The Association became an Associate member of the World Plumbing Council in 1998. The Executive felt that belonging to the Council would promote our Association throughout the world and at the same time, keep us abreast of plumbing standards in other countries.
In 1999, the Executive accepted the task of administering the Reciprocal Licensing programme, which from 1984-1998 was administered through the Mechanical Contractors Association of Ontario. A Standard Provincial Examination for Master Plumbers was adopted and used by 12 Municipalities until the province changed regulations so that municipalities could no longer examine a trade that was certified by the province. The OPIA continues to work with the Mechanical Contractors Association of Ontario to make it a provincial requirement for plumbers to have a Master Plumber License.
The Association also has an affiliate organization known as the Ontario Plumbing Inspectors Association Sponsors Organization, which comprises manufacturers of Plumbing materials. This group is an integral part of the Association through their support at our Conferences and their assistance to the Executive throughout the year. To date, the Sponsors Organization has approximately 43 members.
The Association presently has a programme of awarding individuals for outstanding service and contributions to the advancement of Plumbing regulations and to the welfare of the Association. Awards are given at the discretion of the Executive and the President and include – Certificate of Appreciation, the Al Hainer Life Membership, Honorary Membership, the Golden Wrench Award, and the John Peacock Award for Excellence in Education.

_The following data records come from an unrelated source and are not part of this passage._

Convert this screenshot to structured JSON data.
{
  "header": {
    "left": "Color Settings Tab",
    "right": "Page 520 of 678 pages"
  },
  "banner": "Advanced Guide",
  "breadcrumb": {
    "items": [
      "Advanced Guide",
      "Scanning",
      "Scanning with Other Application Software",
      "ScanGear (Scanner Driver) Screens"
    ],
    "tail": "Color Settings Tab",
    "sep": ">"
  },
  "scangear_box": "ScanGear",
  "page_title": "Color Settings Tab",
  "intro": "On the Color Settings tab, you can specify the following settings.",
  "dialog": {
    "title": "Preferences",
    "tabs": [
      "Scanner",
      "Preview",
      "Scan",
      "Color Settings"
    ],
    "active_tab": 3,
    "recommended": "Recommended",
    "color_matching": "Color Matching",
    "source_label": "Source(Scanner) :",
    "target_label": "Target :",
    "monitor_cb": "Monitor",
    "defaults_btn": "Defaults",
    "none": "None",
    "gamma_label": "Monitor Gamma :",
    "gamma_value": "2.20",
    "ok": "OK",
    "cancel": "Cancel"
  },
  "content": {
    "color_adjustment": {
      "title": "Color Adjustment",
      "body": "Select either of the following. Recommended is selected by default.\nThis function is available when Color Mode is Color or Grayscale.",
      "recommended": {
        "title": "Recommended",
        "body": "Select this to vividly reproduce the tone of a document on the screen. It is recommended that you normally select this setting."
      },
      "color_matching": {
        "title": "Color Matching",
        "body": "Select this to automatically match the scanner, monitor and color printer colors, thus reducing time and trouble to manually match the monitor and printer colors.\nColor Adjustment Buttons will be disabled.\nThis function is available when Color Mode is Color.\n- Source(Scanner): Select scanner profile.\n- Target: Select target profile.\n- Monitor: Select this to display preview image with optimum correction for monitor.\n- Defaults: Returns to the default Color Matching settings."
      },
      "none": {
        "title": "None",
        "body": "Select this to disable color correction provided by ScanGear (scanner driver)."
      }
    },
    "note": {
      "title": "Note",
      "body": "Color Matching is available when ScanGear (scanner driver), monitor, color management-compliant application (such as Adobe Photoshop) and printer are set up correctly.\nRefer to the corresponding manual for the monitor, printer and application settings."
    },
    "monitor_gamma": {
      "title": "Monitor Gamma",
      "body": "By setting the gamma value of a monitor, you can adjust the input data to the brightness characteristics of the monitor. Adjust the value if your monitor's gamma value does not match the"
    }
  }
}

The Association also presents a Top Apprenticeship Award, known now as the “Vern Baker Award”, at each Conference, to a graduating apprentice achieving the highest marks, in the region in which the Conference is held. This gives you a brief outline of some of the activities and accomplishments that have happened through the untiring efforts of dedicated people, taking an active part in a respected and acknowledged Association within the Plumbing industry. It is impossible to list all those members and to enumerate their accomplishments.